══ THE DATA ══
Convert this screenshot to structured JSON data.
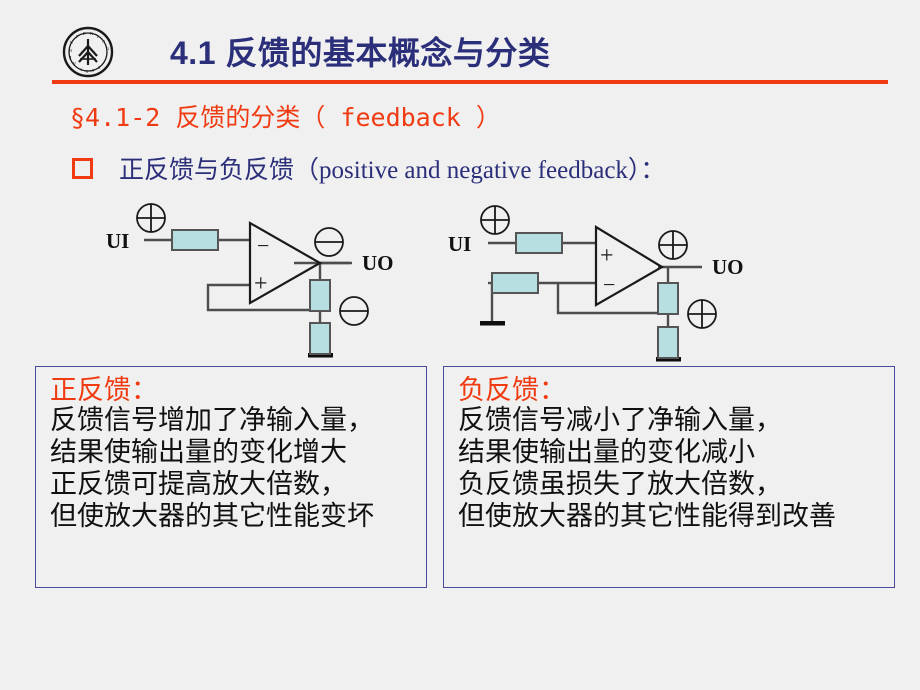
{
  "header": {
    "title": "4.1 反馈的基本概念与分类",
    "logo_icon": "peking-university-seal-icon",
    "rule_color": "#f03b12",
    "title_color": "#2b2f7a"
  },
  "section": {
    "heading": "§4.1-2 反馈的分类（ feedback ）",
    "heading_color": "#f03b12"
  },
  "bullet": {
    "marker_icon": "hollow-square-bullet-icon",
    "marker_color": "#f03b12",
    "text_cn_prefix": "正反馈与负反馈（",
    "text_en": "positive and negative feedback",
    "text_cn_suffix": "）：",
    "text_color": "#2b2f7a"
  },
  "diagrams": {
    "positive": {
      "name": "positive-feedback-circuit",
      "input_label": "UI",
      "output_label": "UO",
      "input_sign_icon": "plus-circle-icon",
      "output_sign_icon": "minus-circle-icon",
      "divider_sign_icon": "minus-circle-icon",
      "opamp_top_input": "−",
      "opamp_bottom_input": "+",
      "resistor_color": "#b7dfe2",
      "wire_color": "#4d4d4d"
    },
    "negative": {
      "name": "negative-feedback-circuit",
      "input_label": "UI",
      "output_label": "UO",
      "input_sign_icon": "plus-circle-icon",
      "output_sign_icon": "plus-circle-icon",
      "divider_sign_icon": "plus-circle-icon",
      "opamp_top_input": "+",
      "opamp_bottom_input": "−",
      "resistor_color": "#b7dfe2",
      "wire_color": "#4d4d4d"
    }
  },
  "notes": {
    "positive": {
      "title": "正反馈：",
      "lines": [
        "反馈信号增加了净输入量，",
        "结果使输出量的变化增大",
        "正反馈可提高放大倍数，",
        "但使放大器的其它性能变坏"
      ]
    },
    "negative": {
      "title": "负反馈：",
      "lines": [
        "反馈信号减小了净输入量，",
        "结果使输出量的变化减小",
        "负反馈虽损失了放大倍数，",
        "但使放大器的其它性能得到改善"
      ]
    }
  },
  "colors": {
    "background": "#f0f0f0",
    "accent_red": "#f03b12",
    "accent_navy": "#2b2f7a",
    "box_border": "#4a4a9e"
  }
}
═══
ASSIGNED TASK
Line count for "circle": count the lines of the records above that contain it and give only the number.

EXERCISE OUTPUT
6